• INFORMATION GIVEN:
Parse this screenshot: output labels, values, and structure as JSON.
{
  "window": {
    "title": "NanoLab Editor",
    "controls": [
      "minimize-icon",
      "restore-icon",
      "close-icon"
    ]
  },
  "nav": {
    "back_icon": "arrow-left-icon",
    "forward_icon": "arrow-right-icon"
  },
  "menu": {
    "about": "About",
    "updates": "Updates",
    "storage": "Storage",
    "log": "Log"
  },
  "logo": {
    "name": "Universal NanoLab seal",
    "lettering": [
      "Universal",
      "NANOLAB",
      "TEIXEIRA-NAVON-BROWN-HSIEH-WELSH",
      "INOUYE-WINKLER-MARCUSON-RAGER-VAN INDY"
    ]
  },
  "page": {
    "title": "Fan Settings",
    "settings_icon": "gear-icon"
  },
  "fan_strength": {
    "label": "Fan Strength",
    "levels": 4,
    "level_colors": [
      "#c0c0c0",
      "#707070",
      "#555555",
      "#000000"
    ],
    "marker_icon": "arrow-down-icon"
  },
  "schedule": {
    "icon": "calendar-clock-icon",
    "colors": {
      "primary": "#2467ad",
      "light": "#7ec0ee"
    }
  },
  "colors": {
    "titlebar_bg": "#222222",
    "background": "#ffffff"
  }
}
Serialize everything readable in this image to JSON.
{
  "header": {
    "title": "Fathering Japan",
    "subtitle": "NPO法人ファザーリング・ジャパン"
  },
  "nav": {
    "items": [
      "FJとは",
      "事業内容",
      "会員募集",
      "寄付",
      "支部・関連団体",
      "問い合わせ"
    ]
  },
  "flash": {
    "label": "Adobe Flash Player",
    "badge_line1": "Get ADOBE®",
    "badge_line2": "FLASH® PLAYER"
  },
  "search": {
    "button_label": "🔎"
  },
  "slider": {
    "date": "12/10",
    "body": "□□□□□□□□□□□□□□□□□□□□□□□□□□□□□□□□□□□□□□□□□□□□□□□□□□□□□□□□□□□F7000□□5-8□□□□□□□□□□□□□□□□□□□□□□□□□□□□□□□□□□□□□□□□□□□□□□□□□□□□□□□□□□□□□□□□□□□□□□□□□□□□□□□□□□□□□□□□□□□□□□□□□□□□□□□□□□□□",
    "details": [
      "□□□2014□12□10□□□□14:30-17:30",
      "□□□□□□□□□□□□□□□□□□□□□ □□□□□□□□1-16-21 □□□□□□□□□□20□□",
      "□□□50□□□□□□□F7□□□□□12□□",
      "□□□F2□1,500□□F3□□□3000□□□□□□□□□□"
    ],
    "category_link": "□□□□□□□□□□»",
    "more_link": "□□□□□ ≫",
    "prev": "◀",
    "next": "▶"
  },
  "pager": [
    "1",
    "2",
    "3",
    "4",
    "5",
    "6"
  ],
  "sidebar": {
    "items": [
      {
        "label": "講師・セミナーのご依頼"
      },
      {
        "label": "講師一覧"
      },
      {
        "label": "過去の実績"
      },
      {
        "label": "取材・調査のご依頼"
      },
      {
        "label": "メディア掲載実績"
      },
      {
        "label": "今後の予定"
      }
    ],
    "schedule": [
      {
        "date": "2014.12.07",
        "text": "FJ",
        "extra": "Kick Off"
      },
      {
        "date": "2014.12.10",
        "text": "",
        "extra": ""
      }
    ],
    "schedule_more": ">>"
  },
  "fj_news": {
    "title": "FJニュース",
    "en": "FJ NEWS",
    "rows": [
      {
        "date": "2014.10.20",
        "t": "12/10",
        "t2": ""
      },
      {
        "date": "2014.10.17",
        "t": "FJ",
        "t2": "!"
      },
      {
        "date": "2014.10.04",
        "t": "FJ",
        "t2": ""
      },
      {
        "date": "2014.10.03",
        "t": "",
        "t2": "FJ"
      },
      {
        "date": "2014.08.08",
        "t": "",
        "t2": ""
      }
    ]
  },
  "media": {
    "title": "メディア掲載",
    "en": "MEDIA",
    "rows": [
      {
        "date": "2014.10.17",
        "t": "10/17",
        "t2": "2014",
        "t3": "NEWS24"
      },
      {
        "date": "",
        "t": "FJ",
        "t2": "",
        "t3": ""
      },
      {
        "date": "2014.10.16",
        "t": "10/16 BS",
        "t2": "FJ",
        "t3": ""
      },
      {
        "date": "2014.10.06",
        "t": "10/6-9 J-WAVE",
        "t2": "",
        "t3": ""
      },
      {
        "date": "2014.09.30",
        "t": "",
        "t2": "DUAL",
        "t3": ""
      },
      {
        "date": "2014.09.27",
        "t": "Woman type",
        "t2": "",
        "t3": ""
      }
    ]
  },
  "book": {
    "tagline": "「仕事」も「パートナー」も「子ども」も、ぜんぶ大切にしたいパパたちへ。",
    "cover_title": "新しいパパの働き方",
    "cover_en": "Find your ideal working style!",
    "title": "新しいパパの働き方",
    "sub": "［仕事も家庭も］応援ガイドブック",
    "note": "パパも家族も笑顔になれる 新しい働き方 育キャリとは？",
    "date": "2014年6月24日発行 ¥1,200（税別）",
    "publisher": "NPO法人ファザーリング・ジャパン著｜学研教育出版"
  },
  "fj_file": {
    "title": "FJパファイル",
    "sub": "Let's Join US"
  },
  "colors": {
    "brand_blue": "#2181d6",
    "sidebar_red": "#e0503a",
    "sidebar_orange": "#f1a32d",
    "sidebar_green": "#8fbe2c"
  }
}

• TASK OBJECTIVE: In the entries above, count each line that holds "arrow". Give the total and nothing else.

• SOLUTION TO THE PROBLEM: 3